## Try it
Below are the records; restate all of them word for word.

(Dataset rows describing interfaces)
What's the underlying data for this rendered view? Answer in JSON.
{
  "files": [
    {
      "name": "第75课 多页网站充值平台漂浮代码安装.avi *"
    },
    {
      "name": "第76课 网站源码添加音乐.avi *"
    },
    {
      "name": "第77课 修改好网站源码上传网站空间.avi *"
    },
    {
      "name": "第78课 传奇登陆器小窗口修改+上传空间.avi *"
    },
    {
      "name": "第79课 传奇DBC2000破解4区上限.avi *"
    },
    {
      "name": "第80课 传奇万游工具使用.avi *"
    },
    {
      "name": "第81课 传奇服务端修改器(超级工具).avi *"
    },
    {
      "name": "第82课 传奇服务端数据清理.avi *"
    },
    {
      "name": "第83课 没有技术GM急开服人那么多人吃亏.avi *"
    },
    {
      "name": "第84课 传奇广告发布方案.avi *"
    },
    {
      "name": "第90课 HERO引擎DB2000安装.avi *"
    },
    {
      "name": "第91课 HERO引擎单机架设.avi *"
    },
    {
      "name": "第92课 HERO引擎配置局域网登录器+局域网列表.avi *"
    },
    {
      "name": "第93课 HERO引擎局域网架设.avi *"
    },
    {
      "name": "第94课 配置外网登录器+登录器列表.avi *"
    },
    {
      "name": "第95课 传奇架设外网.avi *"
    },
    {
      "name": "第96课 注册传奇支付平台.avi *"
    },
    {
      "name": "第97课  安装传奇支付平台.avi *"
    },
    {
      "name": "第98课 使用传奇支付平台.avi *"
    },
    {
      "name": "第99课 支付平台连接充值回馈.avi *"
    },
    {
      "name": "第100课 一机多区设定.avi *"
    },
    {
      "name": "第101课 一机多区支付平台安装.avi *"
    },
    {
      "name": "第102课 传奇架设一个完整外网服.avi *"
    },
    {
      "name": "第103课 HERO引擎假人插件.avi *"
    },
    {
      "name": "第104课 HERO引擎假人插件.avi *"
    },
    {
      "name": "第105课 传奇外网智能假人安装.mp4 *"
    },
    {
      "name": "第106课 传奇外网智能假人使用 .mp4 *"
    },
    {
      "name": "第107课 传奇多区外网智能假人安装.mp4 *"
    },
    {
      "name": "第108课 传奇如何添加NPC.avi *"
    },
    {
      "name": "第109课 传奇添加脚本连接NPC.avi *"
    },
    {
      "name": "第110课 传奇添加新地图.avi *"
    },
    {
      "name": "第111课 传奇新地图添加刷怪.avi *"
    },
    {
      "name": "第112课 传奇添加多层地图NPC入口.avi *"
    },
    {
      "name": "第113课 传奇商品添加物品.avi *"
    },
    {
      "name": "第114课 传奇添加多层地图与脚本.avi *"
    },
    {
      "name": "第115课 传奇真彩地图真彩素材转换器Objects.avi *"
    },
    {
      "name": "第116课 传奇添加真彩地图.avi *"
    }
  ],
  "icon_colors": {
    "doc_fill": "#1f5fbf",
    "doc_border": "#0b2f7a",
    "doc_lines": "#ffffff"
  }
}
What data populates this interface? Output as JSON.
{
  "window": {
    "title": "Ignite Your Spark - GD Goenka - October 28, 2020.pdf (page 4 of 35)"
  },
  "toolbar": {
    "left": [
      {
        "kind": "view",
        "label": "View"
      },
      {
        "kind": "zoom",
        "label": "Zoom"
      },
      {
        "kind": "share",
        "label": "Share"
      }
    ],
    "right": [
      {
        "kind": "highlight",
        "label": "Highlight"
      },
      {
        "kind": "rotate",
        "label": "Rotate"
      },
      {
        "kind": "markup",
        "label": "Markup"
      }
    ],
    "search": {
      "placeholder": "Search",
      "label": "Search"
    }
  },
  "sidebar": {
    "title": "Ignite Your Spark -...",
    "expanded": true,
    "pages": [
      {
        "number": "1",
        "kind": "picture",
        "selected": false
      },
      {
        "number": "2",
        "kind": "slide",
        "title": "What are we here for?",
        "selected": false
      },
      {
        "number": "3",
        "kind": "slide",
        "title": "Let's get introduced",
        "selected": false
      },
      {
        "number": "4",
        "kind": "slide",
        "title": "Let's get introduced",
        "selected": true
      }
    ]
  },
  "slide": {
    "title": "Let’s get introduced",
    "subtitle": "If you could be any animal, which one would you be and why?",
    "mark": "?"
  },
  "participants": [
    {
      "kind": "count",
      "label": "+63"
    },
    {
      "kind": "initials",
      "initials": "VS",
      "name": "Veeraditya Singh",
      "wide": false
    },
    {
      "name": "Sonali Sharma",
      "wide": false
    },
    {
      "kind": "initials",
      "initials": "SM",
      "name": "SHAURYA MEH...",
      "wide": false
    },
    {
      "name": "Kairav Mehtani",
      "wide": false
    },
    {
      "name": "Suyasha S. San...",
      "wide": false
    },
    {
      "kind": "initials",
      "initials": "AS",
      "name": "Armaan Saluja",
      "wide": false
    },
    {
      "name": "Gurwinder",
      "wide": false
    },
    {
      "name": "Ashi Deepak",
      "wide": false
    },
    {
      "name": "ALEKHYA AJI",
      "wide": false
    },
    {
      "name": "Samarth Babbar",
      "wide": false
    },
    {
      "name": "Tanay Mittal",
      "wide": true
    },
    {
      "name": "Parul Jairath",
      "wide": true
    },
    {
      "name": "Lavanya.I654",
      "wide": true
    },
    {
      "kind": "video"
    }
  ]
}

## Finished exercise
What's the underlying data for this rendered view? Answer in JSON.
{
  "files": [
    {
      "name": "第75课 多页网站充值平台漂浮代码安装.avi *"
    },
    {
      "name": "第76课 网站源码添加音乐.avi *"
    },
    {
      "name": "第77课 修改好网站源码上传网站空间.avi *"
    },
    {
      "name": "第78课 传奇登陆器小窗口修改+上传空间.avi *"
    },
    {
      "name": "第79课 传奇DBC2000破解4区上限.avi *"
    },
    {
      "name": "第80课 传奇万游工具使用.avi *"
    },
    {
      "name": "第81课 传奇服务端修改器(超级工具).avi *"
    },
    {
      "name": "第82课 传奇服务端数据清理.avi *"
    },
    {
      "name": "第83课 没有技术GM急开服人那么多人吃亏.avi *"
    },
    {
      "name": "第84课 传奇广告发布方案.avi *"
    },
    {
      "name": "第90课 HERO引擎DB2000安装.avi *"
    },
    {
      "name": "第91课 HERO引擎单机架设.avi *"
    },
    {
      "name": "第92课 HERO引擎配置局域网登录器+局域网列表.avi *"
    },
    {
      "name": "第93课 HERO引擎局域网架设.avi *"
    },
    {
      "name": "第94课 配置外网登录器+登录器列表.avi *"
    },
    {
      "name": "第95课 传奇架设外网.avi *"
    },
    {
      "name": "第96课 注册传奇支付平台.avi *"
    },
    {
      "name": "第97课  安装传奇支付平台.avi *"
    },
    {
      "name": "第98课 使用传奇支付平台.avi *"
    },
    {
      "name": "第99课 支付平台连接充值回馈.avi *"
    },
    {
      "name": "第100课 一机多区设定.avi *"
    },
    {
      "name": "第101课 一机多区支付平台安装.avi *"
    },
    {
      "name": "第102课 传奇架设一个完整外网服.avi *"
    },
    {
      "name": "第103课 HERO引擎假人插件.avi *"
    },
    {
      "name": "第104课 HERO引擎假人插件.avi *"
    },
    {
      "name": "第105课 传奇外网智能假人安装.mp4 *"
    },
    {
      "name": "第106课 传奇外网智能假人使用 .mp4 *"
    },
    {
      "name": "第107课 传奇多区外网智能假人安装.mp4 *"
    },
    {
      "name": "第108课 传奇如何添加NPC.avi *"
    },
    {
      "name": "第109课 传奇添加脚本连接NPC.avi *"
    },
    {
      "name": "第110课 传奇添加新地图.avi *"
    },
    {
      "name": "第111课 传奇新地图添加刷怪.avi *"
    },
    {
      "name": "第112课 传奇添加多层地图NPC入口.avi *"
    },
    {
      "name": "第113课 传奇商品添加物品.avi *"
    },
    {
      "name": "第114课 传奇添加多层地图与脚本.avi *"
    },
    {
      "name": "第115课 传奇真彩地图真彩素材转换器Objects.avi *"
    },
    {
      "name": "第116课 传奇添加真彩地图.avi *"
    }
  ],
  "icon_colors": {
    "doc_fill": "#1f5fbf",
    "doc_border": "#0b2f7a",
    "doc_lines": "#ffffff"
  }
}
What data populates this interface? Output as JSON.
{
  "window": {
    "title": "Ignite Your Spark - GD Goenka - October 28, 2020.pdf (page 4 of 35)"
  },
  "toolbar": {
    "left": [
      {
        "kind": "view",
        "label": "View"
      },
      {
        "kind": "zoom",
        "label": "Zoom"
      },
      {
        "kind": "share",
        "label": "Share"
      }
    ],
    "right": [
      {
        "kind": "highlight",
        "label": "Highlight"
      },
      {
        "kind": "rotate",
        "label": "Rotate"
      },
      {
        "kind": "markup",
        "label": "Markup"
      }
    ],
    "search": {
      "placeholder": "Search",
      "label": "Search"
    }
  },
  "sidebar": {
    "title": "Ignite Your Spark -...",
    "expanded": true,
    "pages": [
      {
        "number": "1",
        "kind": "picture",
        "selected": false
      },
      {
        "number": "2",
        "kind": "slide",
        "title": "What are we here for?",
        "selected": false
      },
      {
        "number": "3",
        "kind": "slide",
        "title": "Let's get introduced",
        "selected": false
      },
      {
        "number": "4",
        "kind": "slide",
        "title": "Let's get introduced",
        "selected": true
      }
    ]
  },
  "slide": {
    "title": "Let’s get introduced",
    "subtitle": "If you could be any animal, which one would you be and why?",
    "mark": "?"
  },
  "participants": [
    {
      "kind": "count",
      "label": "+63"
    },
    {
      "kind": "initials",
      "initials": "VS",
      "name": "Veeraditya Singh",
      "wide": false
    },
    {
      "name": "Sonali Sharma",
      "wide": false
    },
    {
      "kind": "initials",
      "initials": "SM",
      "name": "SHAURYA MEH...",
      "wide": false
    },
    {
      "name": "Kairav Mehtani",
      "wide": false
    },
    {
      "name": "Suyasha S. San...",
      "wide": false
    },
    {
      "kind": "initials",
      "initials": "AS",
      "name": "Armaan Saluja",
      "wide": false
    },
    {
      "name": "Gurwinder",
      "wide": false
    },
    {
      "name": "Ashi Deepak",
      "wide": false
    },
    {
      "name": "ALEKHYA AJI",
      "wide": false
    },
    {
      "name": "Samarth Babbar",
      "wide": false
    },
    {
      "name": "Tanay Mittal",
      "wide": true
    },
    {
      "name": "Parul Jairath",
      "wide": true
    },
    {
      "name": "Lavanya.I654",
      "wide": true
    },
    {
      "kind": "video"
    }
  ]
}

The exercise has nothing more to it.